Several years ago, when I was the Director of the Learning Resource Program at the School of Extended Education at St. Mary’s College of California, I developed a college-level writing rubric. I am certain that I used some other rubrics in my massive collection to inform my composition of this one, so it wasn’t entirely my creation, and I am even more certain that several of my good-thinking SEED colleagues had input into its creation as well. At some point in my travels, I likely used the rubric in a workshop or at a conference, and I must have put it “out there” electronically as well. In some way, some 7-8 years later, this little pup seems to have found a digital home – the website of Bakersfield College. (Click HERE to see it if you’re interested. )
What’s interesting to me is that in the last year, I’ve been contacted by four people — people I do not know — who have tracked down that rubric online (and subsequently tracked me down too) and have wanted to use it. One wanted to put it in a book she’s writing for college students, one wanted to use it as part of a writing course she’s developing, one wanted to use it as part of a research project to support the writing skill development of mechanical engineers, and one wanted to place a link to it on her university’s writing center website. In addition to these folks and the faculty at Bakersfield College, who are also apparently using it, it’s entirely possible that other folks are using it too. (And, frankly, is totally ok with me that they’ve not asked for permission because I doubt that I can take full credit for it anyway!)
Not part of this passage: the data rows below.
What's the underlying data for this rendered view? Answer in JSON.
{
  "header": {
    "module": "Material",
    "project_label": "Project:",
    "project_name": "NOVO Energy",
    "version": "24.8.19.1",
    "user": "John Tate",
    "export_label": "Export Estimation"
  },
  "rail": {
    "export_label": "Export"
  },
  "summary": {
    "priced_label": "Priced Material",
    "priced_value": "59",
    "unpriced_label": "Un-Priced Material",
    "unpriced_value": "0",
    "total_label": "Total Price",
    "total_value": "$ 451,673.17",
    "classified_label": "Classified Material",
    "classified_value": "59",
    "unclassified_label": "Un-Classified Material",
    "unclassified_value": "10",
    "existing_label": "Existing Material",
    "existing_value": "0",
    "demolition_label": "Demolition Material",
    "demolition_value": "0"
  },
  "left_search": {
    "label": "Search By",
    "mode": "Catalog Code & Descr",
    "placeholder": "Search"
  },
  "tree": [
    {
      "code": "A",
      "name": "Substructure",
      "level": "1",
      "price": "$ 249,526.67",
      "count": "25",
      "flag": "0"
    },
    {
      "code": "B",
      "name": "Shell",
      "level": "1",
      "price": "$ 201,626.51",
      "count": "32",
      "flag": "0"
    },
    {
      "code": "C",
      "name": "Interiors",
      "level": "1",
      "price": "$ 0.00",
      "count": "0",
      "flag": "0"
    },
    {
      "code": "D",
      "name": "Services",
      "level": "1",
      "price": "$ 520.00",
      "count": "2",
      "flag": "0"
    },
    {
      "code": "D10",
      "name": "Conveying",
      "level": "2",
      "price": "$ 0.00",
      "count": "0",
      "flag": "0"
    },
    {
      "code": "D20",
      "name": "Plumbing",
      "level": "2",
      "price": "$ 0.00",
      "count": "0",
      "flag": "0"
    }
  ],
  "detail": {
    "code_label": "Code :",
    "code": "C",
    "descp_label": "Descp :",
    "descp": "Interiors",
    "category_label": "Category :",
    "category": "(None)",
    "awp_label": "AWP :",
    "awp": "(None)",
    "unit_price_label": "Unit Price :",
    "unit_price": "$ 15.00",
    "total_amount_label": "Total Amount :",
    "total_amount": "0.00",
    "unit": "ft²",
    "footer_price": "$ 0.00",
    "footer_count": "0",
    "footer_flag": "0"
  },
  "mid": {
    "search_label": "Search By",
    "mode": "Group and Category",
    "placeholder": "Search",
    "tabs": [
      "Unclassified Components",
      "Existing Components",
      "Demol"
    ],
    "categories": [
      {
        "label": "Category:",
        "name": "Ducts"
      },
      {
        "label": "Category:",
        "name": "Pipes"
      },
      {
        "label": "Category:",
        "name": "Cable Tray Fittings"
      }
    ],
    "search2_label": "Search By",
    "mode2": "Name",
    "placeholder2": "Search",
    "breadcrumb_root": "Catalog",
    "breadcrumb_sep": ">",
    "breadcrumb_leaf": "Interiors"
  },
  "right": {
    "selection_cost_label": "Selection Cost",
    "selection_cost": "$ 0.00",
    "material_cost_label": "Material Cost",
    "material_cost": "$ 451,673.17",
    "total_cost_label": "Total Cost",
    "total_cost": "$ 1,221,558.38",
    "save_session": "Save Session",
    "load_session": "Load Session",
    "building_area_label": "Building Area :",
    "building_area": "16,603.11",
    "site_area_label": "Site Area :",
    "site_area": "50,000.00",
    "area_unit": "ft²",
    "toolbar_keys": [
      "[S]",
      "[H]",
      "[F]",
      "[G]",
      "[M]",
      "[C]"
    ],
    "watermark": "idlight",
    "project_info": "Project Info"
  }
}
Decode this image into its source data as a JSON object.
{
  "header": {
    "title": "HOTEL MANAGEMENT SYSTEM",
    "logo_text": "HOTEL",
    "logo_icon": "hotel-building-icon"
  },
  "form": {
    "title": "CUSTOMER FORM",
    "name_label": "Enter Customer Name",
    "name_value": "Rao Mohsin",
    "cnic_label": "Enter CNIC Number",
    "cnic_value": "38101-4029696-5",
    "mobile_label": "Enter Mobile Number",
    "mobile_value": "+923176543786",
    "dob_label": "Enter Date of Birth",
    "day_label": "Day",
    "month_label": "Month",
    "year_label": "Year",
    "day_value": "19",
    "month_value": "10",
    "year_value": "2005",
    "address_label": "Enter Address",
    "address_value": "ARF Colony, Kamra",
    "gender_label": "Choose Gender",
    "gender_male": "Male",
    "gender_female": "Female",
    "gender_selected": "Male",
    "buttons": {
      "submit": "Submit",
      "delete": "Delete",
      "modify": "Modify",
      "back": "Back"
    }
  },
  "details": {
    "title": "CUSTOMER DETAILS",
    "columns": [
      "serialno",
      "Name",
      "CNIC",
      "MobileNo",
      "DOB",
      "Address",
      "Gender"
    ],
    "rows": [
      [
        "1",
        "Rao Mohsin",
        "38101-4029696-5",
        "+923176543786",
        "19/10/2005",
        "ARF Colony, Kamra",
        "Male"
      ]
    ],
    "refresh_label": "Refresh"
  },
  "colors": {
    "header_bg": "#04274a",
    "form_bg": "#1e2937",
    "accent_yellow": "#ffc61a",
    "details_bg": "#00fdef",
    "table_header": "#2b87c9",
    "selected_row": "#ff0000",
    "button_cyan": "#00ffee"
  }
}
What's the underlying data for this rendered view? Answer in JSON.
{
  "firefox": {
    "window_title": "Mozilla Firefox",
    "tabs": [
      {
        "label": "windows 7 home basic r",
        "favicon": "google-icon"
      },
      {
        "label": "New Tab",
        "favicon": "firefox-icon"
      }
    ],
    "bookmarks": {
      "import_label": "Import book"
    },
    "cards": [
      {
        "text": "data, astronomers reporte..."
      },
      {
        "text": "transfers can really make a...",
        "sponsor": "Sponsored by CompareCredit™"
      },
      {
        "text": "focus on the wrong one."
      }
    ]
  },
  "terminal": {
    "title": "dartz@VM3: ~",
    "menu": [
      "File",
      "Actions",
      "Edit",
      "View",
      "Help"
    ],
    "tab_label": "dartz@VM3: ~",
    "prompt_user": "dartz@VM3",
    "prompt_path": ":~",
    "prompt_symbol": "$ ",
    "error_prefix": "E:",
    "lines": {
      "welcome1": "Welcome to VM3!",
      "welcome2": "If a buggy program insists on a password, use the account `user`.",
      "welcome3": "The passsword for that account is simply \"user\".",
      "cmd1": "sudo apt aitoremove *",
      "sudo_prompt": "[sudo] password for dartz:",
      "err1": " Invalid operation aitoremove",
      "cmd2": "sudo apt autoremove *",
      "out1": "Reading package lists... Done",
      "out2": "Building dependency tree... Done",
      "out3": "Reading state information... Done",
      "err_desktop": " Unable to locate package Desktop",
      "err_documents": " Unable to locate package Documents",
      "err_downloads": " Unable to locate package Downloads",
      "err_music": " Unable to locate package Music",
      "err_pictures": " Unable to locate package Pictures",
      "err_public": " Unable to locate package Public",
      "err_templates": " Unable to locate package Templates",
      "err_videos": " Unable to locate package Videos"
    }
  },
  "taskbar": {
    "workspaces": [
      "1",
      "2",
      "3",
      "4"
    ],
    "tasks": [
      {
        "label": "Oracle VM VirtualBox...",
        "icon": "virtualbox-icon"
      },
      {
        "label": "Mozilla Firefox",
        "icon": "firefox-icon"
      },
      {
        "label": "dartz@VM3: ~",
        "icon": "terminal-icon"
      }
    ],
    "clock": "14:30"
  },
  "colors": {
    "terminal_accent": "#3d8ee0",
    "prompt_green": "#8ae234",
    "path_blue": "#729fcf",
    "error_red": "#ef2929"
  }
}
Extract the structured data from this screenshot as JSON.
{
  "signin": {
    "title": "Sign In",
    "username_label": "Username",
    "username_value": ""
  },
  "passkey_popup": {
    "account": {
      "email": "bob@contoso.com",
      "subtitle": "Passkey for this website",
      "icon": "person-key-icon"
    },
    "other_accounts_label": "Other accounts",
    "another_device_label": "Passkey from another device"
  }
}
I have given my permission to these four, of course, because hey — why not share it? I mean, I also brought it with me to Marylhurst and it informed the university writing rubric that we use here now. My take on these things is simple: if it’s useful toward supporting learning — which all good rubrics should be — then by all means, use it! Be my guest!
But man! That old rubric of mine has been around the block, and apparently, continues to go to interesting places. And I am so happy for it. I only wish it could take me along on its journeys. If I could track its trail, and forge new ones with it, that would be really cool.
But instead I’ll act like the mama bird pushing her baby out of the nest. Fly, rubric, fly. Fly far, far away from home. Go to interesting places; see amazing things; do good work; support and help others. But please, as you continue on these trails — old and new — please, do so only in the name of learning.